The authors explored the influence of anthropogenic climate change on Atlantic hurricane activity in the 21st century, using dynamical climate models. The results of experiments using multi-model climate change scenarios were compared, with one scenario taken from CMIP3 (A1B), and one from CMIP5 (RCP4.5). A significant reduction in the frequency of tropical storms and hurricanes is projected for both CMIP3 and CMIP5 ensembles. However, the authors found significantly increased frequency of category 4 and 5 hurricanes in experiments with the CMIP3 ensemble. Experiments with the CMIP5 ensemble showed a smaller increase in the strongest storms. In addition, tropical cyclone-related rainfall rates, increased significantly--by about 30% in the hurricane inner core (within 50 km of the storm center) with a smaller increase of about 10% for rainfall rate averaged within 200 km to 400 km of the storm center.

To test the robustness of results, the downscaling technique was also applied to ten individual CMIP3 models. Projections from an 18 km grid regional model (Zetac) and a 50 km grid global model (HiRAM C180) were compared to test the robustness of the downscaling technique. To simulate intense hurricanes, each storm from the Zetac regional model (18 km grid spacing) was re-simulated using the GFDL hurricane forecast model which has a 9-km inner mesh. The high atmospheric-model resolution, different tests of robustness, and the use of dynamical ocean coupling for the downscaling step are distinguishing features of this published research.

Tracks and intensities of all storms reaching Category 4 or 5 intensity (>59 m/sec) in the GFDL hurricane model downscaling experiments. Results are shown for the control climate (upper left); CMIP3/A1B 18-model ensemble late 21st century (lower left); CMIP5/RCP4.5 18-model ensemble early (upper right) or late (lower right) 21st century. Track colors indicate the intensity category during the storm's lifetime.

Known uncertainties
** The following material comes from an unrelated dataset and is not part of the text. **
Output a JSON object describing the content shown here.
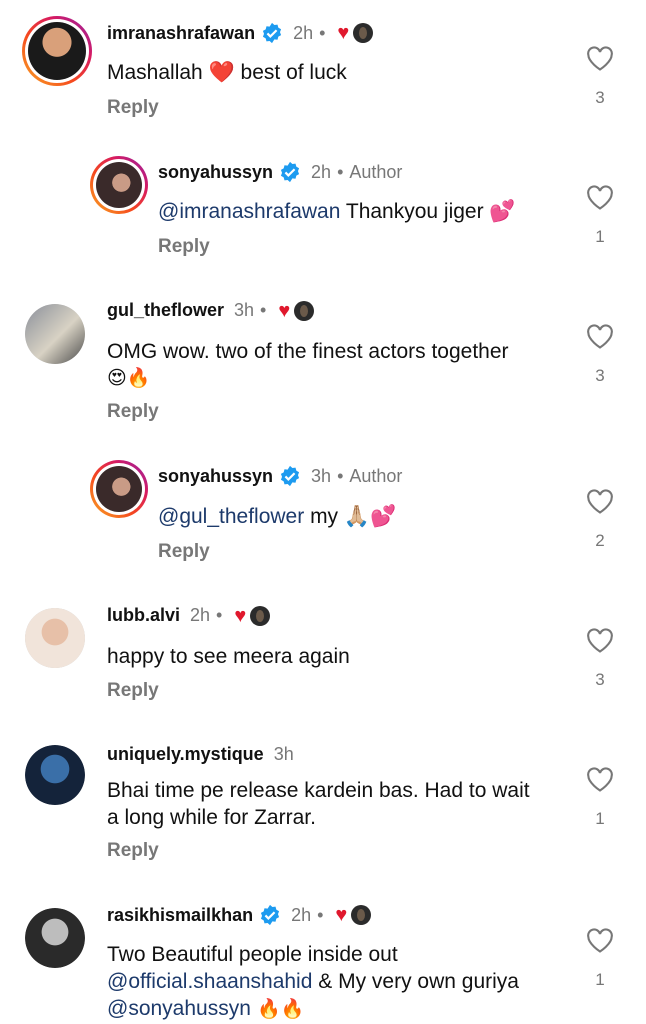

Uncertainties include the future projections of changes in large scale climate conditions which drive the downscaling models, and the response of hurricanes to a particular set of changes in climate conditions. Both of these uncertainties are explored in this study. Important weaknesses include: the limitation of not simulating the hurricane activity within the original climate model, which would allow hurricanes to feed back on the climate system; the hurricane model does not simulate as many Category 4-5 storms as observed in the present climate; and the decadal variability of Atlantic hurricane intensity during the period 1980-2006 is less than observed.